-- spoken natural language associated with gestures on a touch screen seems more straightforward, hence usable, than direct manipulation (cf. menu selection through the mouse); in addition, designation gestures can be readily linked to utterances thanks to deictics (cf. "here/there", "this", etc.).
____________________
1
Throughout the paper "multimodal" and "multimodality" refer to the combined use of speech and gestures for interacting with software.

-446-

Notes for this page

Add a new note
If you are trying to select text to create highlights or citations, remember that you must now click or tap on the first word, and then click or tap on the last word.
One moment ...
Default project is now your active project.
Project items

Items saved from this book

This book has been saved
Highlights (0)
Some of your highlights are legacy items.

Highlights saved before July 30, 2012 will not be displayed on their respective source pages.

You can easily re-create the highlights by opening the book page or article, selecting the text, and clicking “Highlight.”

Citations (0)
Some of your citations are legacy items.

Any citation created before July 30, 2012 will labeled as a “Cited page.” New citations will be saved as cited passages, pages or articles.

We also added the ability to view new citations from your projects or the book or article where you created them.

Notes (0)
Bookmarks (0)

You have no saved items from this book

Project items include:
  • Saved book/article
  • Highlights
  • Quotes/citations
  • Notes
  • Bookmarks
Notes
Cite this page

Cited page

Style
Citations are available only to our active members.
Sign up now to cite pages or passages in MLA, APA and Chicago citation styles.

(Einhorn, 1992, p. 25)

(Einhorn 25)

1

1. Lois J. Einhorn, Abraham Lincoln, the Orator: Penetrating the Lincoln Legend (Westport, CT: Greenwood Press, 1992), 25, http://www.questia.com/read/27419298.

Cited page

Bookmark this page
Human-Computer Interaction: Ergonomics and User Interfaces - Vol. 1
Table of contents

Table of contents

Settings

Settings

Typeface
Text size Smaller Larger Reset View mode
Search within

Search within this book

Look up

Look up a word

  • Dictionary
  • Thesaurus
Please submit a word or phrase above.
Print this page

Print this page

Why can't I print more than one page at a time?

Help
Full screen
/ 1356

matching results for page

    Questia reader help

    How to highlight and cite specific passages

    1. Click or tap the first word you want to select.
    2. Click or tap the last word you want to select, and you’ll see everything in between get selected.
    3. You’ll then get a menu of options like creating a highlight or a citation from that passage of text.

    OK, got it!

    Cited passage

    Style
    Citations are available only to our active members.
    Sign up now to cite pages or passages in MLA, APA and Chicago citation styles.

    "Portraying himself as an honest, ordinary person helped Lincoln identify with his audiences." (Einhorn, 1992, p. 25).

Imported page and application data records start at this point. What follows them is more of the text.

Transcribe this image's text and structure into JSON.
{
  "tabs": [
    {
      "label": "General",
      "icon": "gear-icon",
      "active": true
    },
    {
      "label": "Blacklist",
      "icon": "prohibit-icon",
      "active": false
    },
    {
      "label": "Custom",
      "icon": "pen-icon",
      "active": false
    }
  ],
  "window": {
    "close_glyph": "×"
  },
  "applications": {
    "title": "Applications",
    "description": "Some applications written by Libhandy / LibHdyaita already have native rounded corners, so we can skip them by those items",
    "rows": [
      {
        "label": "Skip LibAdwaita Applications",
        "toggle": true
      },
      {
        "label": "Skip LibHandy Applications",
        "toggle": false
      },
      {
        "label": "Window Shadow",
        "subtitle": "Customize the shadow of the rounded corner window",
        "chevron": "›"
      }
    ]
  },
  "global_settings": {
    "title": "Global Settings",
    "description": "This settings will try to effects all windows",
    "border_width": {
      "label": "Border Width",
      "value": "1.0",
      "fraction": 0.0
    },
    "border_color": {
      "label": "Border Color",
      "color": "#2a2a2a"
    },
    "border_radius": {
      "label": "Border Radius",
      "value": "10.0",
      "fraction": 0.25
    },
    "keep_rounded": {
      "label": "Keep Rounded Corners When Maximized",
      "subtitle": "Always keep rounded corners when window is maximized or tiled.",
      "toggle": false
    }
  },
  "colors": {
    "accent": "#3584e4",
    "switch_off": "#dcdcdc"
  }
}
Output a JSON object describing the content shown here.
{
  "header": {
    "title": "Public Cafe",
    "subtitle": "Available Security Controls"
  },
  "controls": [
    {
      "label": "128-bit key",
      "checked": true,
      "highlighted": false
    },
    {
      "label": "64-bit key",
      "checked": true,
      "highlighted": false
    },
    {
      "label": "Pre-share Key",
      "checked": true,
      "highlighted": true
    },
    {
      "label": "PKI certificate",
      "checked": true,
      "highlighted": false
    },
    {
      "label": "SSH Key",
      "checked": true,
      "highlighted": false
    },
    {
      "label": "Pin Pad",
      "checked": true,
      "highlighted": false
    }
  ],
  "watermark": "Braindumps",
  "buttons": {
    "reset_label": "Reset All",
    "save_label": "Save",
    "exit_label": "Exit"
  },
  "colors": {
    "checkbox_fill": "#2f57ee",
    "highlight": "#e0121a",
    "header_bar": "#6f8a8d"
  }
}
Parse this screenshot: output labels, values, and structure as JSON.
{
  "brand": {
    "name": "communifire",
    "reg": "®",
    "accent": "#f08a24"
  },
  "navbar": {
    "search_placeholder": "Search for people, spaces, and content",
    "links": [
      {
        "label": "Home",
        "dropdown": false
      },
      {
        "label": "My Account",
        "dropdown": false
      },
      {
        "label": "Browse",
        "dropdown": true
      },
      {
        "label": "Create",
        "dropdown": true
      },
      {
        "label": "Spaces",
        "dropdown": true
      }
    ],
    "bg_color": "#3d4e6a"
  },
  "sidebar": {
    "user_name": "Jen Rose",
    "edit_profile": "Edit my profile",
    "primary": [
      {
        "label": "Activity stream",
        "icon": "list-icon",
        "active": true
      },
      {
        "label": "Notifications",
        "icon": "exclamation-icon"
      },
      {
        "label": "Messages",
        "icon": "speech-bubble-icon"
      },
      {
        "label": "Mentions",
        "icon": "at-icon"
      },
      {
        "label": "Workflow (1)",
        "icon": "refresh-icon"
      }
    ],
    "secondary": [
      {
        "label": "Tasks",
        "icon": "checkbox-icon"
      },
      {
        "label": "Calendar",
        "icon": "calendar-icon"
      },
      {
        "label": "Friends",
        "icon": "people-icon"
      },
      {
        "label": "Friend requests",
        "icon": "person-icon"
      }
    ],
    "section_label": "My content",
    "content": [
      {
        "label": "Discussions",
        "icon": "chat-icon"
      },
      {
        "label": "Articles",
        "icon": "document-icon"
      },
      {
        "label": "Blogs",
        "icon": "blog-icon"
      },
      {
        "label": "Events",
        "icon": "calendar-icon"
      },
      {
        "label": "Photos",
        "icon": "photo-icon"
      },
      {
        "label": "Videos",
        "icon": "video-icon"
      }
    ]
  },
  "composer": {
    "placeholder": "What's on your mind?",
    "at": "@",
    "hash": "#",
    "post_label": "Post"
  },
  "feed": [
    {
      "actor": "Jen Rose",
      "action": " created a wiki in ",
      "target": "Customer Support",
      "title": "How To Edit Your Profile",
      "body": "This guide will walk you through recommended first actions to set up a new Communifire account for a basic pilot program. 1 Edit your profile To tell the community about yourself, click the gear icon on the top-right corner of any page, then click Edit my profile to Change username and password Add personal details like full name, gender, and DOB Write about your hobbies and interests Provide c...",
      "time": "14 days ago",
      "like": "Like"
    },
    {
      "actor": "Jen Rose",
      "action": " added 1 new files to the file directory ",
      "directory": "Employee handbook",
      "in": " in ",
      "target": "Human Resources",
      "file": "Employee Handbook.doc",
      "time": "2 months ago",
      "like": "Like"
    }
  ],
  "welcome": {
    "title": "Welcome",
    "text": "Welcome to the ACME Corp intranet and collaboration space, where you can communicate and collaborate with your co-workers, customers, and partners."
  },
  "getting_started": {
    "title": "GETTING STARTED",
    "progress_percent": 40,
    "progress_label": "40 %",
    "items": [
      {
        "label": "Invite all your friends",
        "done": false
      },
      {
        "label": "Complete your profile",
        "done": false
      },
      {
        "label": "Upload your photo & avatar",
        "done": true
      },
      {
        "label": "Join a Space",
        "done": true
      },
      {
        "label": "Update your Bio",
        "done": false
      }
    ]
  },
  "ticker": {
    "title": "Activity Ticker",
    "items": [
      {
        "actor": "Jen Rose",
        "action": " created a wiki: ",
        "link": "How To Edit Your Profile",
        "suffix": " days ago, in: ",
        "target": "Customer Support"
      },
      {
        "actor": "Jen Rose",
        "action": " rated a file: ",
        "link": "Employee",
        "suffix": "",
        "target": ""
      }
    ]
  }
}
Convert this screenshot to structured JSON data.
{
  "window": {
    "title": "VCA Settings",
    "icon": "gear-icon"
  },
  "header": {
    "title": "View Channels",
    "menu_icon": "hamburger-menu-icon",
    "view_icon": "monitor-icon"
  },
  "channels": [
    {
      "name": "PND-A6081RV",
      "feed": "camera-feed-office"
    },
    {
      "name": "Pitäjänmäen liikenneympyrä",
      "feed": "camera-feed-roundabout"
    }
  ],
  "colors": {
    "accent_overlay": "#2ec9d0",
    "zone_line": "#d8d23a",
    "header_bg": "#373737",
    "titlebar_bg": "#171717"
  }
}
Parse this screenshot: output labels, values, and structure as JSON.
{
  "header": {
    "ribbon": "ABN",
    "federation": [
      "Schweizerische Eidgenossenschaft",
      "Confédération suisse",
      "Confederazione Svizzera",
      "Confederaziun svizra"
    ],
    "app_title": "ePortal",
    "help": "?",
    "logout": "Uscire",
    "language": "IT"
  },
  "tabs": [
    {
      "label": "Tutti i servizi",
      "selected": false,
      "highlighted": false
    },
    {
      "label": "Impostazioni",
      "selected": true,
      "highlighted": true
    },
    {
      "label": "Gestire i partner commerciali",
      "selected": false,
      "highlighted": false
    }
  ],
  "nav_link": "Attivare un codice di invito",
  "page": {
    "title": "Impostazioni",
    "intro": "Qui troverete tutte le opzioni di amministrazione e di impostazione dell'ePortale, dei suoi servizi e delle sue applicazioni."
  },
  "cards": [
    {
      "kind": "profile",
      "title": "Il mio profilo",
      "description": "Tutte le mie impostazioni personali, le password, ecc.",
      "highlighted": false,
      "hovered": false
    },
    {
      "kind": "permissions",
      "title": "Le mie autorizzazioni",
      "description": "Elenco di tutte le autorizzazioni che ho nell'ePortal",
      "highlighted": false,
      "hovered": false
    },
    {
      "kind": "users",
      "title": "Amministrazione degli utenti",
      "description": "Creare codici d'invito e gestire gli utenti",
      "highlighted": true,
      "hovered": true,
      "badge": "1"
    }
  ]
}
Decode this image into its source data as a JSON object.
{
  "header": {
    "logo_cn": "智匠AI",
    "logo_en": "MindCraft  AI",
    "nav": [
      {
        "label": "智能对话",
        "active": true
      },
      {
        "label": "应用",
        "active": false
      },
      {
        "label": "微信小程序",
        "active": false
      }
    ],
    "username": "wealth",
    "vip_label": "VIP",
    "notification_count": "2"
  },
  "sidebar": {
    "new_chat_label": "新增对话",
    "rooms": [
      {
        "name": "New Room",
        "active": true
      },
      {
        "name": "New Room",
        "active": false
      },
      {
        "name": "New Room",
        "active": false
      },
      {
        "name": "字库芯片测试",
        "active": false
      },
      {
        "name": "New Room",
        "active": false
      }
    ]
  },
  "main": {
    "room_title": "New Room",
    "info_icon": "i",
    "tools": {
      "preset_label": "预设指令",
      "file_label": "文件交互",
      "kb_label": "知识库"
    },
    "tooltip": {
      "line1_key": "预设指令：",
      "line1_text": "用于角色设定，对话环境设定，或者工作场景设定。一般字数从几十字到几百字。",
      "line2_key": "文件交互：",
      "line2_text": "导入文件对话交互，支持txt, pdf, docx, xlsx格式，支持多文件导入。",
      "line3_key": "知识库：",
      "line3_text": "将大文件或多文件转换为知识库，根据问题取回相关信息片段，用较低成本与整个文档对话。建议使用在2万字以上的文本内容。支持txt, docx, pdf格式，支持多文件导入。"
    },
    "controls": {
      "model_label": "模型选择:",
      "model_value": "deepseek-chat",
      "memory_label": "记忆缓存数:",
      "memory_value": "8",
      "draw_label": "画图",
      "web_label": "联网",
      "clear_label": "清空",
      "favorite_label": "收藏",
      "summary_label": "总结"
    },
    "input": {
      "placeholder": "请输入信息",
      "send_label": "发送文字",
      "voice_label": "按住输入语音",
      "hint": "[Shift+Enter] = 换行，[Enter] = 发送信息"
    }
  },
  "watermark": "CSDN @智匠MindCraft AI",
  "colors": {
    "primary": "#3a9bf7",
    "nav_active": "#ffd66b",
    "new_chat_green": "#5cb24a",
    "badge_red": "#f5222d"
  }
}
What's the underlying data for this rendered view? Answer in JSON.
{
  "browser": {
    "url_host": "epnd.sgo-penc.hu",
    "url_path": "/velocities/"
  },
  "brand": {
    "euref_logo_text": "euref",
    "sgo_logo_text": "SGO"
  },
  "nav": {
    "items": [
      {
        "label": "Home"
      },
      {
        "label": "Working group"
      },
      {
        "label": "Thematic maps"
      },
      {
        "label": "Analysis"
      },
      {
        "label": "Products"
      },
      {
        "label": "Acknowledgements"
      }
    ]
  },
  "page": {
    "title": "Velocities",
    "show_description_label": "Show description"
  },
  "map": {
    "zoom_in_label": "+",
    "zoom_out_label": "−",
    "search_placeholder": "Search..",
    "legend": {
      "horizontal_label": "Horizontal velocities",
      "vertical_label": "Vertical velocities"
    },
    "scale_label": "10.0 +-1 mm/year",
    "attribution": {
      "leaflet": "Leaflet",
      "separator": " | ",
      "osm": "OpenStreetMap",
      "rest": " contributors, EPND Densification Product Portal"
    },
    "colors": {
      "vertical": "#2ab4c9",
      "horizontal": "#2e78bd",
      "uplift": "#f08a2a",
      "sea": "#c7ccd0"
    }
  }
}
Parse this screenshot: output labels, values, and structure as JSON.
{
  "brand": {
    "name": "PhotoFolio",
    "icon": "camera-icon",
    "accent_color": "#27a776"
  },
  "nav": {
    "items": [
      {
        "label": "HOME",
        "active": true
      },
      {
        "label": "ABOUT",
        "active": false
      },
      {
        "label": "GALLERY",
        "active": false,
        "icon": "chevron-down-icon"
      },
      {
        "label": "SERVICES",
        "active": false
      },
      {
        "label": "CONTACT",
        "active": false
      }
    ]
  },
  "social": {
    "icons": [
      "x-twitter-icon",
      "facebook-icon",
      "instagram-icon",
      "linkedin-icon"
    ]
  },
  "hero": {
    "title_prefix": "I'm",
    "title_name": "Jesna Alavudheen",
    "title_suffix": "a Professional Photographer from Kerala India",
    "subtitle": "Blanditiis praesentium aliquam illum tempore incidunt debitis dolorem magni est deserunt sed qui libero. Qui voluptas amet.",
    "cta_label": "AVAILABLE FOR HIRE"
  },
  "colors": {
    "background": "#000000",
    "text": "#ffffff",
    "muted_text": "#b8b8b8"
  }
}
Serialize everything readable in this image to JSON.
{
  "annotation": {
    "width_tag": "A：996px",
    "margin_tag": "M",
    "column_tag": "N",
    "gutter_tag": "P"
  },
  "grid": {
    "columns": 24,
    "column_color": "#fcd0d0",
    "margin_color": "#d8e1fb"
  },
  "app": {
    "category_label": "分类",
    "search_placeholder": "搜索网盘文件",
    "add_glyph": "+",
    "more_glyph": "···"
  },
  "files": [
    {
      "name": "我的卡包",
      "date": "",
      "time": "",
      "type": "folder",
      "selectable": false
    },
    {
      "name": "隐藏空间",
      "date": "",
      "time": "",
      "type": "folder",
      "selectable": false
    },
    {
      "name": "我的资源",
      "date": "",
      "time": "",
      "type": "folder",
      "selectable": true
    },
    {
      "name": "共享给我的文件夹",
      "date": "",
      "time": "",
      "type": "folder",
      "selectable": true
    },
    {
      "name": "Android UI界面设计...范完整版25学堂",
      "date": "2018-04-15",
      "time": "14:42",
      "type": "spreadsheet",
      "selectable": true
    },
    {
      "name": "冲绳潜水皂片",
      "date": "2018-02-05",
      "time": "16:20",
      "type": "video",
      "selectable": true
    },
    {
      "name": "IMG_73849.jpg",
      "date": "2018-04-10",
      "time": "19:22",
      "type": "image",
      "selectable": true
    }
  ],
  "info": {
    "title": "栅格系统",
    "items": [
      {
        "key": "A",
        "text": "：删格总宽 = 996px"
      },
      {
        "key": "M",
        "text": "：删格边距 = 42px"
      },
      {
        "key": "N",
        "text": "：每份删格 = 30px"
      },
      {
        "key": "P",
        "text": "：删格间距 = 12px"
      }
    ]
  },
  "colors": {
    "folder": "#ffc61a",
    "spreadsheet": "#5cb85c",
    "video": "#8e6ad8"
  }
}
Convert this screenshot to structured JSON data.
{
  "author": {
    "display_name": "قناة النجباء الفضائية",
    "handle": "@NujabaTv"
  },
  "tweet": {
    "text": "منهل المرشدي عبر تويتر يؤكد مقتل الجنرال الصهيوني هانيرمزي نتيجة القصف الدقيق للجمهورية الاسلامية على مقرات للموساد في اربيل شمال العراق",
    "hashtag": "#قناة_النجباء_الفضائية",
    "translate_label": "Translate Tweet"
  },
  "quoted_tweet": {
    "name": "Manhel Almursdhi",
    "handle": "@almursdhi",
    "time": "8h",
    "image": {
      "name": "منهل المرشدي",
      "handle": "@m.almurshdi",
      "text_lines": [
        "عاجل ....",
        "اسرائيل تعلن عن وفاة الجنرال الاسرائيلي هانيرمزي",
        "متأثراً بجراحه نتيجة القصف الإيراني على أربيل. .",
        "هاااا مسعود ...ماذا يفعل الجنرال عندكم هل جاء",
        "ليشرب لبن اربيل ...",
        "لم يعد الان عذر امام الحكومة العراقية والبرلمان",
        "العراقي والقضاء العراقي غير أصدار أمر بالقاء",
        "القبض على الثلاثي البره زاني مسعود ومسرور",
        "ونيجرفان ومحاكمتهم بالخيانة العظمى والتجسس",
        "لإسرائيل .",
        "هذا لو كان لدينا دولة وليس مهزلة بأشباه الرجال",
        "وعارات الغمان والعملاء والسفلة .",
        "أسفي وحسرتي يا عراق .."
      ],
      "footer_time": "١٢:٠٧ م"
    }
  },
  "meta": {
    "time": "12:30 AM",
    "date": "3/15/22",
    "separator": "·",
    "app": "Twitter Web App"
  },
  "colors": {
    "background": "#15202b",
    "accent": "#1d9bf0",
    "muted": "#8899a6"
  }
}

    "Portraying himself as an honest, ordinary person helped Lincoln identify with his audiences." (Einhorn 25)

    "Portraying himself as an honest, ordinary person helped Lincoln identify with his audiences."1

    1. Lois J. Einhorn, Abraham Lincoln, the Orator: Penetrating the Lincoln Legend (Westport, CT: Greenwood Press, 1992), 25, http://www.questia.com/read/27419298.

    Cited passage

    Thanks for trying Questia!

    Please continue trying out our research tools, but please note, full functionality is available only to our active members.

    Your work will be lost once you leave this Web page.

    For full access in an ad-free environment, sign up now for a FREE, 1-day trial.

    Already a member? Log in now.